PLEASE PAY ATTENTION TO EMAIL FROM  Please look closely at email addresses as fraudsters are very clever.  See below:  Her email has been compromised and looks like  This is a fraudulent email address and they ask you to make your payment to their bank account and not the standard Met One Instruments Key Bank Account. As you can see, the email looks like metone but it really is "r n e t o r i e".   Thank you and we all have to pay attention. JP

We're at InterMET Asia in Booth A3 - Please come and visit us.

Contact Steve Wilson in Booth A3

Air pollution blamed for 5.5 million deaths annually

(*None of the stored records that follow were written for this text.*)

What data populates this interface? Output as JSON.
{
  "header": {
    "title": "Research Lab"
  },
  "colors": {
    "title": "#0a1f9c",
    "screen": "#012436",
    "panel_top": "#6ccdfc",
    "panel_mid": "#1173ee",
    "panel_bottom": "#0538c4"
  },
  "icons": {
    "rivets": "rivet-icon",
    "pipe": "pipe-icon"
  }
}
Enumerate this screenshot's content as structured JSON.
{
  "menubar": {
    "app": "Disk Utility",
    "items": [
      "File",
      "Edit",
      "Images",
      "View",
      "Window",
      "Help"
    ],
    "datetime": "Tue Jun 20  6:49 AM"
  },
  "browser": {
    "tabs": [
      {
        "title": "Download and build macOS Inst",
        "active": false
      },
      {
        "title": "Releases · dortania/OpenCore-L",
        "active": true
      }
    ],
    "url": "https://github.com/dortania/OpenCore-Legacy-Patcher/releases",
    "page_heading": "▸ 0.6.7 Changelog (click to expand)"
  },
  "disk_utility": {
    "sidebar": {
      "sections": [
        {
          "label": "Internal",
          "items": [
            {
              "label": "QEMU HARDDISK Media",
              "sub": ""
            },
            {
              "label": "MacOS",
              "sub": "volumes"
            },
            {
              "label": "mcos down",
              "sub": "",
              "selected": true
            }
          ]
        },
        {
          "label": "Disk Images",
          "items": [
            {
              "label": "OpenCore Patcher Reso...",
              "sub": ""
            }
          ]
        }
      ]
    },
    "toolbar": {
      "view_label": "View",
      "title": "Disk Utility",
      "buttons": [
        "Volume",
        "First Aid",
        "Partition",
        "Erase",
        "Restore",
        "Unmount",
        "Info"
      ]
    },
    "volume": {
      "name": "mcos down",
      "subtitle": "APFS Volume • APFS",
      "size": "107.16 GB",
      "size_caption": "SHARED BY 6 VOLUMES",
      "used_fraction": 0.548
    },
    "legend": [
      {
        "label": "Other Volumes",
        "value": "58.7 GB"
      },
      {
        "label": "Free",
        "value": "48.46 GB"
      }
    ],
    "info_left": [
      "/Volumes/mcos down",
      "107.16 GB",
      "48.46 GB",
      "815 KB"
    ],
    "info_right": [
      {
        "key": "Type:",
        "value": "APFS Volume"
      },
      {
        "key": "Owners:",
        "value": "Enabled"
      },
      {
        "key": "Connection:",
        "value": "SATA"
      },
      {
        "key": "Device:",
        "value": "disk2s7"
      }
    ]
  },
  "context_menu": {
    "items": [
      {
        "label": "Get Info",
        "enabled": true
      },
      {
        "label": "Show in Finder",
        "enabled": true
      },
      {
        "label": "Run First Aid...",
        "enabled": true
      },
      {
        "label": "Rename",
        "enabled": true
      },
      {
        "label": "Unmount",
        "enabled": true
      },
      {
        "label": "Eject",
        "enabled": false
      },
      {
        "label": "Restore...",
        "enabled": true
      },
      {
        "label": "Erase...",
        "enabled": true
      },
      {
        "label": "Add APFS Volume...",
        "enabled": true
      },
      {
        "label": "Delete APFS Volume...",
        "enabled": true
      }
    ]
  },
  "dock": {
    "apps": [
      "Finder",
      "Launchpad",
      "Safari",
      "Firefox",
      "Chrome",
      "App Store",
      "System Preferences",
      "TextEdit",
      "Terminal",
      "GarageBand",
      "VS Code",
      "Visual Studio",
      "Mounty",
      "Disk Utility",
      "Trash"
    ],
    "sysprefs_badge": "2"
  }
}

More than 5.5 million people die from air pollution each year, with more than 3 million of these deaths occurring in China and India, announced researchers Friday at the 2016 annual meeting for the American Association for the Advancement of Science.  ...   “Air pollution is the fourth highest risk factor for death globally and by far the leading environmental risk factor for disease,” said Dr. Michael Brauer, a professor at the University of British Columbia’s School of Population and Public Health in Vancouver, Canada, in a press release. “Reducing air pollution is an incredibly efficient way to improve the health of a population.” In 2013, an estimated 1.6 million people died in China and 1.4 million died in India from poor air quality. " Read more at the original source: Chinese citizens exposed to dangerous levels of PM 2.5 par

Study: Pollution linked to preemies among women with asthma

 "Early environmental exposures can have significant effects on later health," Pauline Mendola, a National Institutes of Health researcher said in a statement. "In this case, it may be that early exposure to air pollution sets off inflammation or other internal stresses that interfere with embryo implantation or placental development. Those disruptions could lead to preterm delivery down the road." Read more at: Original Source: By Lynne Terry | The Oregonian/OregonLive   on March 09, 2016 at 11:14 AM, updated Ma rch 09, 2016 at 11:29 AM